Far greater nuance was given by Judge and Kelly than will be expressed in this article by pv magazine.
Other question topics included:
- Are pollinator friendly project able to be incentived by SMART? Answer: no.
- How will projects with that fall out of the queue because of lower than expected revenue be handled? Answer: abandoned volume will be reinserted into the system at current SMART tariff rate.
- How do we deal with the large projects (>1 MWac+) crowding out the the 25kWac-<1MWac range of projects? Answer: something to think about.
- Edit: See interconnection challenges in comment section.
If any of other attendees have additional questions and answers to add to this please, please comment or email pv magazine.
There is precedence of a seeming desire from the DOER to create an environment of business continuity to the energy industry within the state as when the Solar Renewable Energy Certificate II (SREC II) program hit its cap in January of 2016, the program was extended multiple times – to the point where SREC II projects were being built right up until the start of SMART in November.
This content is protected by copyright and may not be reused. If you want to cooperate with us and would like to reuse some of our content, please contact: email@example.com.
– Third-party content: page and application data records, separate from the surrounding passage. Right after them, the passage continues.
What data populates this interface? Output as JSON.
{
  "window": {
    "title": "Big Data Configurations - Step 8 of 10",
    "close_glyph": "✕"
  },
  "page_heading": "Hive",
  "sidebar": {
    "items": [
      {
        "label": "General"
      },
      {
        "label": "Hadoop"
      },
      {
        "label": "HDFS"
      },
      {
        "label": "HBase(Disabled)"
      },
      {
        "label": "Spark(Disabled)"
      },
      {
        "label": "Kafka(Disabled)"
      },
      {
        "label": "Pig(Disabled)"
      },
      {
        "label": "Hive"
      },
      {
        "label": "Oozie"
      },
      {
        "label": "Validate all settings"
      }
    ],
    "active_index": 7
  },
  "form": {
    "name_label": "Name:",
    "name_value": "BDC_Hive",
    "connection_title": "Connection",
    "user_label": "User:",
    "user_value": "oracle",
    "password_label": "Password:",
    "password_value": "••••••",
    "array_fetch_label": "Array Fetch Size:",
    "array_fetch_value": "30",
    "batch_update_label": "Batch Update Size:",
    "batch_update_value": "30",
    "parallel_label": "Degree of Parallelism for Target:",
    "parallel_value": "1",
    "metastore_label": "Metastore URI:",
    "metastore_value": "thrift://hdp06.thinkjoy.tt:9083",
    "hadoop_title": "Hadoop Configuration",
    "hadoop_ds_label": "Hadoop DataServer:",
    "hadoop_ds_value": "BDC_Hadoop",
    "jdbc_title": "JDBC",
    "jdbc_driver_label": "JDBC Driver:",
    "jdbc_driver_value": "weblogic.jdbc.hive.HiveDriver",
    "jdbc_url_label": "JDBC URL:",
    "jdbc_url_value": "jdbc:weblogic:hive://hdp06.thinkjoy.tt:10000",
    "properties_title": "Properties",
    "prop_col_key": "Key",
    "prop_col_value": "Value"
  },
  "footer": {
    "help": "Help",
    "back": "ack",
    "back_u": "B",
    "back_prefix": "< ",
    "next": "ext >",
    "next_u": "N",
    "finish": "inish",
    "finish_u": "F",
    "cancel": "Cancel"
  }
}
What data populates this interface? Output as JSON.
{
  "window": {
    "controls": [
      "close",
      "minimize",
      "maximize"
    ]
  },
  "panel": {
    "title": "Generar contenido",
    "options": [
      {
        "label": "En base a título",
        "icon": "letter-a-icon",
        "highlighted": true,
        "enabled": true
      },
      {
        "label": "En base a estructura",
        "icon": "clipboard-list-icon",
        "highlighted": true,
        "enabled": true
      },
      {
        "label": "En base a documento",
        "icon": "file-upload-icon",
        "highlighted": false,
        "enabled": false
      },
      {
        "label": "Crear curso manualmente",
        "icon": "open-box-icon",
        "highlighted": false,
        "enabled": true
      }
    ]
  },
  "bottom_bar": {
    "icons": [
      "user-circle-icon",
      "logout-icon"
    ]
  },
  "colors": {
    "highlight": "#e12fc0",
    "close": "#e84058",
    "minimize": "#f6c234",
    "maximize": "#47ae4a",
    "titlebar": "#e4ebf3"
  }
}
While the expansion of the program is required, the real limiter to solar expansion is the number of circuits and substations that are over capacity and will require 3-5 year time horizons for transmission studies and development. How do we model the revenue from these projects when we don’t know when we can qualify for interconnection, and what program may exist at that time? Is there a method by which we can qualify for inclusion in the current SMART program, provided we meet development milestones while we wait for the utilities and ISO do complete the required studies?
Interesting you mention the actual infrastructure capacity is unavailable at this time. The short term fix here could be two fold. Make the understanding that the solar PV and or wind project will be in stages, in which a time line is established to increase infrastructure according to the staged installation. The other fix might be just to install a nominal amount of generation, then use energy storage to complete a self consumption system that does not have a effect on the current grid infrastructure. The energy storage could be charged at late night and early morning to address the demand increase from sunrise until the solar PV is making useable power in the late morning hours.
By submitting this form you agree to pv magazine using your data for the purposes of publishing your comment.
Your personal data will only be disclosed or otherwise transmitted to third parties for the purposes of spam filtering or if this is necessary for technical maintenance of the website. Any other transfer to third parties will not take place unless this is justified on the basis of applicable data protection regulations or if pv magazine is legally obliged to do so.
You may revoke this consent at any time with effect for the future, in which case your personal data will be deleted immediately. Otherwise, your data will be deleted if pv magazine has processed your request or the purpose of data storage is fulfilled.
Further information on data privacy can be found in our Data Protection Policy.